[Available data]

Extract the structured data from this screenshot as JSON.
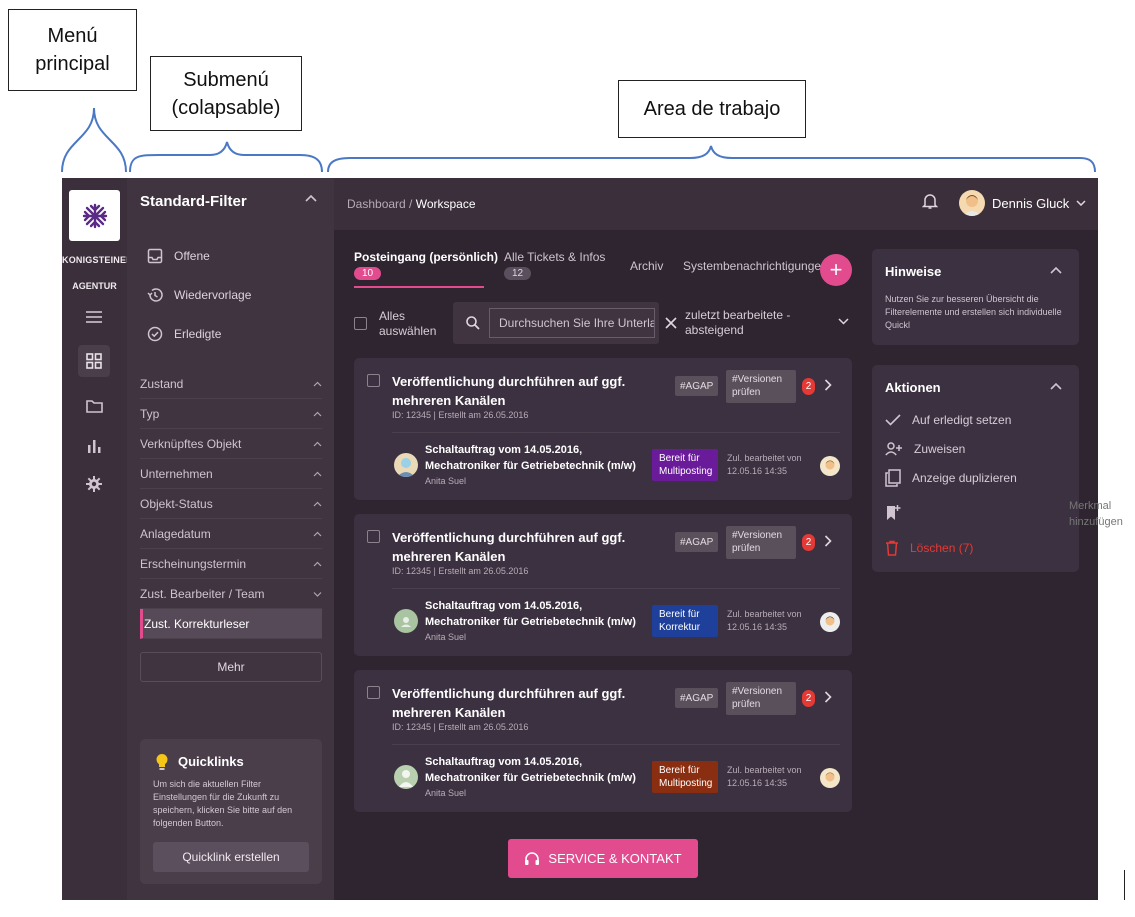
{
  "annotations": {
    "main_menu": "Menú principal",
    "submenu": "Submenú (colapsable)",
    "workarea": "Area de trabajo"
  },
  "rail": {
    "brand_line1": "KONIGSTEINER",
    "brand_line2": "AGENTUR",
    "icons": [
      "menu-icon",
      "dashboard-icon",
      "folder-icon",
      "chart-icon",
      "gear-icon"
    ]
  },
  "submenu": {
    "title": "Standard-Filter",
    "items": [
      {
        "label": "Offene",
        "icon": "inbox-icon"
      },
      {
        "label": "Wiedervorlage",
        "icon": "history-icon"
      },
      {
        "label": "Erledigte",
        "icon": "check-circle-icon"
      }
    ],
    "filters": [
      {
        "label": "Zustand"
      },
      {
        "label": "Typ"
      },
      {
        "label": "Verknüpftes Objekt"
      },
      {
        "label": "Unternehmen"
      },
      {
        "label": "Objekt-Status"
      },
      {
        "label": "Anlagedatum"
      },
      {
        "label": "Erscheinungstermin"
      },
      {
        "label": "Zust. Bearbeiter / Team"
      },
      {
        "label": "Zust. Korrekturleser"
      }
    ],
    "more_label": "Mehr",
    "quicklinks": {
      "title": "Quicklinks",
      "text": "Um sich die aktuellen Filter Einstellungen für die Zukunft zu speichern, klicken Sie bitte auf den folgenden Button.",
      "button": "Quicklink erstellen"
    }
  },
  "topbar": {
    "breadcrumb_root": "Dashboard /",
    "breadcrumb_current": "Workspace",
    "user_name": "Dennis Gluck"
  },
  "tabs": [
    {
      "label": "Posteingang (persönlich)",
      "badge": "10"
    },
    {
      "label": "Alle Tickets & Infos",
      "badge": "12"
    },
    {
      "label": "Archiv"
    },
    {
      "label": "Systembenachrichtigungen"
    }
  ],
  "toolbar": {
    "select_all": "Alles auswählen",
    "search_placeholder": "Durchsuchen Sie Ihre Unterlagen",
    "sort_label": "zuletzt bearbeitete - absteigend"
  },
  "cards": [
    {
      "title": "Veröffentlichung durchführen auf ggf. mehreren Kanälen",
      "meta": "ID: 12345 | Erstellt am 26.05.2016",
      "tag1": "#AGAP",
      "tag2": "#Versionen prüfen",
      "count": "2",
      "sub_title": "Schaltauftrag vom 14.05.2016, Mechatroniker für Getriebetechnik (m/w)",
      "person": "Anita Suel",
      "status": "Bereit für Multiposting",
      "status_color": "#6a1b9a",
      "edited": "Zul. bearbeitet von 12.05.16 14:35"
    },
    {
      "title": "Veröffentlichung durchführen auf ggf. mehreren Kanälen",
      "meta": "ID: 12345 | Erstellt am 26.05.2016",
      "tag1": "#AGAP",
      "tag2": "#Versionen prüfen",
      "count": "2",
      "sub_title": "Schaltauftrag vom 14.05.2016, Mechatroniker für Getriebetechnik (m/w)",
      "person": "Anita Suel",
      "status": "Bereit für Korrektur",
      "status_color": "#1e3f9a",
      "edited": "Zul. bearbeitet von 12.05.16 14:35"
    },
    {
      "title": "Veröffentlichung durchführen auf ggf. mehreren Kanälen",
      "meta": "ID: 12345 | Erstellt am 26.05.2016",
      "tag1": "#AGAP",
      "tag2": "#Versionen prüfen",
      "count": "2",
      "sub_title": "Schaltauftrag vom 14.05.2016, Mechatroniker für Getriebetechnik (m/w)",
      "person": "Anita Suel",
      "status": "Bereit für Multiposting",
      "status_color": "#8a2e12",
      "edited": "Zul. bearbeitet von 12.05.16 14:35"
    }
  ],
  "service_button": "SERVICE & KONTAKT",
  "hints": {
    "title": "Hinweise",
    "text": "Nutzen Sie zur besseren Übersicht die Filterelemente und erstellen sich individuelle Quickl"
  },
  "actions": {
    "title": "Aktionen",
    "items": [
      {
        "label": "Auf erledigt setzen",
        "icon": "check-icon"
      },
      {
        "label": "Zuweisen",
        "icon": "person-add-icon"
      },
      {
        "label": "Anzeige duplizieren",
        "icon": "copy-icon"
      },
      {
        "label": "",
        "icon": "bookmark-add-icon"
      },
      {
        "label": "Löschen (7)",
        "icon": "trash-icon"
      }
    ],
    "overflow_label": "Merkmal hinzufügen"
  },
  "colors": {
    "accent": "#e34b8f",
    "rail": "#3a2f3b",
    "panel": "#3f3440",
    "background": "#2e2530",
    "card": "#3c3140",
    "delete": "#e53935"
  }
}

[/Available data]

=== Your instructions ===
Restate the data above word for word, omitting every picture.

=== Solution for this task ===
Extract the structured data from this screenshot as JSON.
{
  "annotations": {
    "main_menu": "Menú principal",
    "submenu": "Submenú (colapsable)",
    "workarea": "Area de trabajo"
  },
  "rail": {
    "brand_line1": "KONIGSTEINER",
    "brand_line2": "AGENTUR",
    "icons": [
      "menu-icon",
      "dashboard-icon",
      "folder-icon",
      "chart-icon",
      "gear-icon"
    ]
  },
  "submenu": {
    "title": "Standard-Filter",
    "items": [
      {
        "label": "Offene",
        "icon": "inbox-icon"
      },
      {
        "label": "Wiedervorlage",
        "icon": "history-icon"
      },
      {
        "label": "Erledigte",
        "icon": "check-circle-icon"
      }
    ],
    "filters": [
      {
        "label": "Zustand"
      },
      {
        "label": "Typ"
      },
      {
        "label": "Verknüpftes Objekt"
      },
      {
        "label": "Unternehmen"
      },
      {
        "label": "Objekt-Status"
      },
      {
        "label": "Anlagedatum"
      },
      {
        "label": "Erscheinungstermin"
      },
      {
        "label": "Zust. Bearbeiter / Team"
      },
      {
        "label": "Zust. Korrekturleser"
      }
    ],
    "more_label": "Mehr",
    "quicklinks": {
      "title": "Quicklinks",
      "text": "Um sich die aktuellen Filter Einstellungen für die Zukunft zu speichern, klicken Sie bitte auf den folgenden Button.",
      "button": "Quicklink erstellen"
    }
  },
  "topbar": {
    "breadcrumb_root": "Dashboard /",
    "breadcrumb_current": "Workspace",
    "user_name": "Dennis Gluck"
  },
  "tabs": [
    {
      "label": "Posteingang (persönlich)",
      "badge": "10"
    },
    {
      "label": "Alle Tickets & Infos",
      "badge": "12"
    },
    {
      "label": "Archiv"
    },
    {
      "label": "Systembenachrichtigungen"
    }
  ],
  "toolbar": {
    "select_all": "Alles auswählen",
    "search_placeholder": "Durchsuchen Sie Ihre Unterlagen",
    "sort_label": "zuletzt bearbeitete - absteigend"
  },
  "cards": [
    {
      "title": "Veröffentlichung durchführen auf ggf. mehreren Kanälen",
      "meta": "ID: 12345 | Erstellt am 26.05.2016",
      "tag1": "#AGAP",
      "tag2": "#Versionen prüfen",
      "count": "2",
      "sub_title": "Schaltauftrag vom 14.05.2016, Mechatroniker für Getriebetechnik (m/w)",
      "person": "Anita Suel",
      "status": "Bereit für Multiposting",
      "status_color": "#6a1b9a",
      "edited": "Zul. bearbeitet von 12.05.16 14:35"
    },
    {
      "title": "Veröffentlichung durchführen auf ggf. mehreren Kanälen",
      "meta": "ID: 12345 | Erstellt am 26.05.2016",
      "tag1": "#AGAP",
      "tag2": "#Versionen prüfen",
      "count": "2",
      "sub_title": "Schaltauftrag vom 14.05.2016, Mechatroniker für Getriebetechnik (m/w)",
      "person": "Anita Suel",
      "status": "Bereit für Korrektur",
      "status_color": "#1e3f9a",
      "edited": "Zul. bearbeitet von 12.05.16 14:35"
    },
    {
      "title": "Veröffentlichung durchführen auf ggf. mehreren Kanälen",
      "meta": "ID: 12345 | Erstellt am 26.05.2016",
      "tag1": "#AGAP",
      "tag2": "#Versionen prüfen",
      "count": "2",
      "sub_title": "Schaltauftrag vom 14.05.2016, Mechatroniker für Getriebetechnik (m/w)",
      "person": "Anita Suel",
      "status": "Bereit für Multiposting",
      "status_color": "#8a2e12",
      "edited": "Zul. bearbeitet von 12.05.16 14:35"
    }
  ],
  "service_button": "SERVICE & KONTAKT",
  "hints": {
    "title": "Hinweise",
    "text": "Nutzen Sie zur besseren Übersicht die Filterelemente und erstellen sich individuelle Quickl"
  },
  "actions": {
    "title": "Aktionen",
    "items": [
      {
        "label": "Auf erledigt setzen",
        "icon": "check-icon"
      },
      {
        "label": "Zuweisen",
        "icon": "person-add-icon"
      },
      {
        "label": "Anzeige duplizieren",
        "icon": "copy-icon"
      },
      {
        "label": "",
        "icon": "bookmark-add-icon"
      },
      {
        "label": "Löschen (7)",
        "icon": "trash-icon"
      }
    ],
    "overflow_label": "Merkmal hinzufügen"
  },
  "colors": {
    "accent": "#e34b8f",
    "rail": "#3a2f3b",
    "panel": "#3f3440",
    "background": "#2e2530",
    "card": "#3c3140",
    "delete": "#e53935"
  }
}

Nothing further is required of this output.